It’s designed with over-wing jets, which serve two purposes: first, they greatly increase the lift generated, which allows for a shorter takeoff and safe landing at lower speeds. Second, they buffer the noise of the jets from the ground, creating much less ground noise as the airplane flies overhead. This one is basically a proof-of-purpose, designed and built as a way to gather data about aeronautics and not as a prototype for commercial production. But Russian aircraft built on similar principles are still in use, and some of the properties of the aircraft are in use with in the US Air Force C-17.
In addition to opening their doors to the general public, NASA Ames opened up some of their highest-profile spaces for “backstage passes” — in our case this led us to the National Full Scale Aerodynamics Complex and their biggest wind tunnel, some 80 feet by 120 feet in cross section.
This thing is big enough to fit a full-sized 737 inside, equipped to produce 100 knot winds powered by 100 megawatts of power. As we walked up to it, other spectators were commenting on how they could hear it from their homes in Mountain View or Palo Alto — miles away, and despite 6 inches of acoustic padding on the floor and ceiling and 10 inches on the sides. (No guarantees it wasn’t something else they were hearing, but it’s a really massive wind tunnel.)
The tunnel opens on the side, with a crane to load in whatever heavy air- or space- craft is being tested. We had to walk around the back, stand in a long line, and climb 42 stairs to get inside.
The light filtering in through the intake panel was a beautiful sight. And the experiment they were doing was, frankly, adorable.
Yes, that is a scale model of the wind tunnel — inside the wind tunnel it is a scale model of. There is a plan in consideration to build a complex in front of the wind tunnel, which could create turbulence and effect the function of the wind tunnel itself. Or it could be far enough out that the powerful fans and the panels guiding the air going into the wind tunnel make up for the turbulence created in the wake of the building. Before they break ground, NASA is testing this — by building a scale model of the wind tunnel, and the buildings in question, and testing it in the wind tunnel to see what turbulence is created in the tiny wind tunnel by the tiny buildings.
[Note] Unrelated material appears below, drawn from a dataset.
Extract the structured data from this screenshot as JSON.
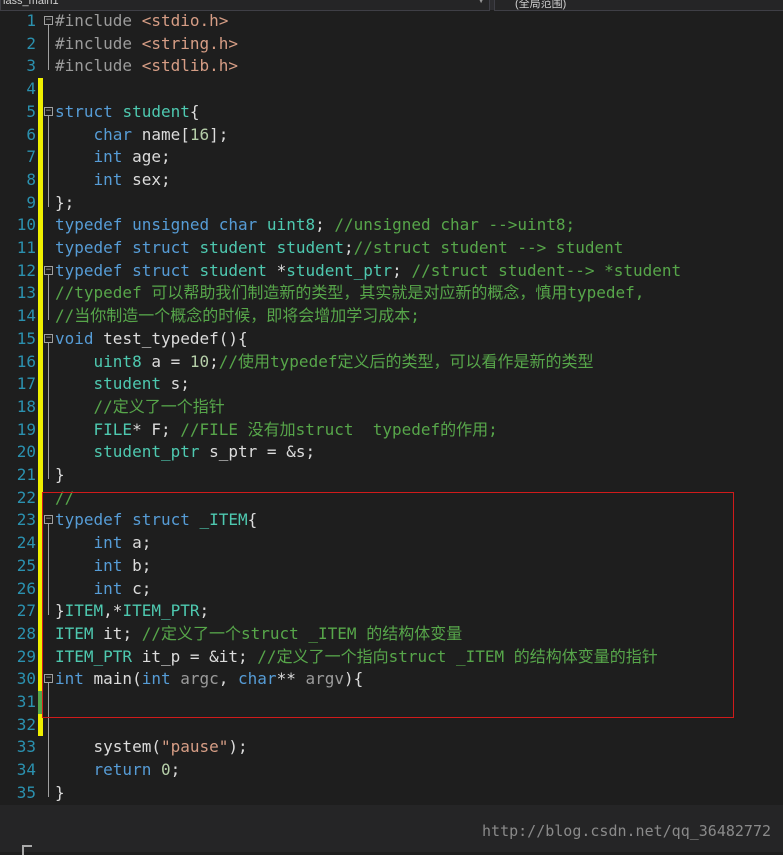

On the way out, we caught a glimpse of the powerful fans that drive the wind tunnel, and the panels guiding the airflow into them. You can see fans three and six of six here.
Of course, no visit to NASA would be complete without seeing some rovers, so we meandered from the wind tunnel to a space named “Roverscape” in the hopes of seeing some robots.
This little guy is a domesticated cousin of the mars rover, mostly designed to gather data about relatively inaccessible areas of our own planet. It’s been sent to the Arctic and the Arizona desert so far.
But the real roverscape was a testing ground for rover technology: namely, how many things rovers could trip over.
When I walked by this rover at first, it was sitting right by the fence, at the bottom of the hill, and struggling enough that I caught the thrilling moment when it was rebooted. By the time Anne got there later in the day, it had climbed to the top of the hill! So, go rover!
One new concept NASA was toying with, and showcasing, was so-called tensegrity robots. They’re based on structures of bungees and sticks which are held in place by tension on the bungees. They’re compliant and self-protective, because adding force to one point will deform it but there is enough spring in the system to spring back. They don’t care which way they land because there’s no real top or bottom. Which means that a lot of the problems rovers might run into when they are thrown onto another planet and fall — literally — from outer space could be avoided. It’s a pretty new concept, and getting them to actually move is, well, exciting:
There was a lot more there, and a lot more that we couldn’t see or take beautiful pictures of, but it was a great day! And I even made a new friend.
Photos courtesy of Evan Ackerman, Anne Sauer, and Andrew Krausnick.